ACTIVITY:
All of the records shown below need to be copied with no differences.
────
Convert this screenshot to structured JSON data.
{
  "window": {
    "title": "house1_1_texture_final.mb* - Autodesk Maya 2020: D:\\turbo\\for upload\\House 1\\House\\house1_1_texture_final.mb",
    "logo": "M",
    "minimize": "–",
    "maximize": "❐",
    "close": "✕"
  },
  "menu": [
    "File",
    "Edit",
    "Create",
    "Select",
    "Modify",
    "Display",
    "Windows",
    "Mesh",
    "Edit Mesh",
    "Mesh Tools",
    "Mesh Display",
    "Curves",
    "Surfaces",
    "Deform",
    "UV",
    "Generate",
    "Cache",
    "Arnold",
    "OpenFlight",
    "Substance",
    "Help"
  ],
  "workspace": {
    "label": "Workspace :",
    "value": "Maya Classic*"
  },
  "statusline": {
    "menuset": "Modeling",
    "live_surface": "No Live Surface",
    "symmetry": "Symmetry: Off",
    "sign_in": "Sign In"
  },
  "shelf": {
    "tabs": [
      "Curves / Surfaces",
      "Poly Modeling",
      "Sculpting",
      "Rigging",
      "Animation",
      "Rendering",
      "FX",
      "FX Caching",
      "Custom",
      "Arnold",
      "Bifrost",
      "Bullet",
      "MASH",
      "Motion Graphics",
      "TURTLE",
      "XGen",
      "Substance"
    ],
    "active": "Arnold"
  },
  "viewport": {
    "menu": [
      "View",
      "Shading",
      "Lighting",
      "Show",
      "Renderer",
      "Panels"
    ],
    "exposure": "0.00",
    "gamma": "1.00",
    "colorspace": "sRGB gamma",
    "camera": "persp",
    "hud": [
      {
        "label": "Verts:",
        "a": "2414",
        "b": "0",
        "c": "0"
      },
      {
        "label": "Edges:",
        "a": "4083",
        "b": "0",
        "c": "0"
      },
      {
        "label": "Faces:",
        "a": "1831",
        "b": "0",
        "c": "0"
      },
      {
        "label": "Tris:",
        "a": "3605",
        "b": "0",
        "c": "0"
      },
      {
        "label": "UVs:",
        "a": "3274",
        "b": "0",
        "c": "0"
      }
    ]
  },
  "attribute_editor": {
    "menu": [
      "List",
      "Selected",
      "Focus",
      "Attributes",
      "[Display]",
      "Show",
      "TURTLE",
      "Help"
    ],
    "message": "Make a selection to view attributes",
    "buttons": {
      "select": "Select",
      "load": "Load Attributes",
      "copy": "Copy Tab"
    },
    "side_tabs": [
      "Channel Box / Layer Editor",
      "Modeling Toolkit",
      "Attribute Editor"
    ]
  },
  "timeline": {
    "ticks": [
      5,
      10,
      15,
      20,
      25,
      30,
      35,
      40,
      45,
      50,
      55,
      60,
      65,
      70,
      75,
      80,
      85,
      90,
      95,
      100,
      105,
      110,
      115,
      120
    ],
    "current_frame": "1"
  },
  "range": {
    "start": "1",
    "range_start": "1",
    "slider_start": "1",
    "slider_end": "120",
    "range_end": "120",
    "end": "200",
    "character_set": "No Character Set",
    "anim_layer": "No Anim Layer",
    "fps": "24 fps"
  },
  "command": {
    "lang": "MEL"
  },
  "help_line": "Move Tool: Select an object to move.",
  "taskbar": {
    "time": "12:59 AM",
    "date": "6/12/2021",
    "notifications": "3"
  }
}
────
OUTPUT BELOW:
Convert this screenshot to structured JSON data.
{
  "window": {
    "title": "house1_1_texture_final.mb* - Autodesk Maya 2020: D:\\turbo\\for upload\\House 1\\House\\house1_1_texture_final.mb",
    "logo": "M",
    "minimize": "–",
    "maximize": "❐",
    "close": "✕"
  },
  "menu": [
    "File",
    "Edit",
    "Create",
    "Select",
    "Modify",
    "Display",
    "Windows",
    "Mesh",
    "Edit Mesh",
    "Mesh Tools",
    "Mesh Display",
    "Curves",
    "Surfaces",
    "Deform",
    "UV",
    "Generate",
    "Cache",
    "Arnold",
    "OpenFlight",
    "Substance",
    "Help"
  ],
  "workspace": {
    "label": "Workspace :",
    "value": "Maya Classic*"
  },
  "statusline": {
    "menuset": "Modeling",
    "live_surface": "No Live Surface",
    "symmetry": "Symmetry: Off",
    "sign_in": "Sign In"
  },
  "shelf": {
    "tabs": [
      "Curves / Surfaces",
      "Poly Modeling",
      "Sculpting",
      "Rigging",
      "Animation",
      "Rendering",
      "FX",
      "FX Caching",
      "Custom",
      "Arnold",
      "Bifrost",
      "Bullet",
      "MASH",
      "Motion Graphics",
      "TURTLE",
      "XGen",
      "Substance"
    ],
    "active": "Arnold"
  },
  "viewport": {
    "menu": [
      "View",
      "Shading",
      "Lighting",
      "Show",
      "Renderer",
      "Panels"
    ],
    "exposure": "0.00",
    "gamma": "1.00",
    "colorspace": "sRGB gamma",
    "camera": "persp",
    "hud": [
      {
        "label": "Verts:",
        "a": "2414",
        "b": "0",
        "c": "0"
      },
      {
        "label": "Edges:",
        "a": "4083",
        "b": "0",
        "c": "0"
      },
      {
        "label": "Faces:",
        "a": "1831",
        "b": "0",
        "c": "0"
      },
      {
        "label": "Tris:",
        "a": "3605",
        "b": "0",
        "c": "0"
      },
      {
        "label": "UVs:",
        "a": "3274",
        "b": "0",
        "c": "0"
      }
    ]
  },
  "attribute_editor": {
    "menu": [
      "List",
      "Selected",
      "Focus",
      "Attributes",
      "[Display]",
      "Show",
      "TURTLE",
      "Help"
    ],
    "message": "Make a selection to view attributes",
    "buttons": {
      "select": "Select",
      "load": "Load Attributes",
      "copy": "Copy Tab"
    },
    "side_tabs": [
      "Channel Box / Layer Editor",
      "Modeling Toolkit",
      "Attribute Editor"
    ]
  },
  "timeline": {
    "ticks": [
      5,
      10,
      15,
      20,
      25,
      30,
      35,
      40,
      45,
      50,
      55,
      60,
      65,
      70,
      75,
      80,
      85,
      90,
      95,
      100,
      105,
      110,
      115,
      120
    ],
    "current_frame": "1"
  },
  "range": {
    "start": "1",
    "range_start": "1",
    "slider_start": "1",
    "slider_end": "120",
    "range_end": "120",
    "end": "200",
    "character_set": "No Character Set",
    "anim_layer": "No Anim Layer",
    "fps": "24 fps"
  },
  "command": {
    "lang": "MEL"
  },
  "help_line": "Move Tool: Select an object to move.",
  "taskbar": {
    "time": "12:59 AM",
    "date": "6/12/2021",
    "notifications": "3"
  }
}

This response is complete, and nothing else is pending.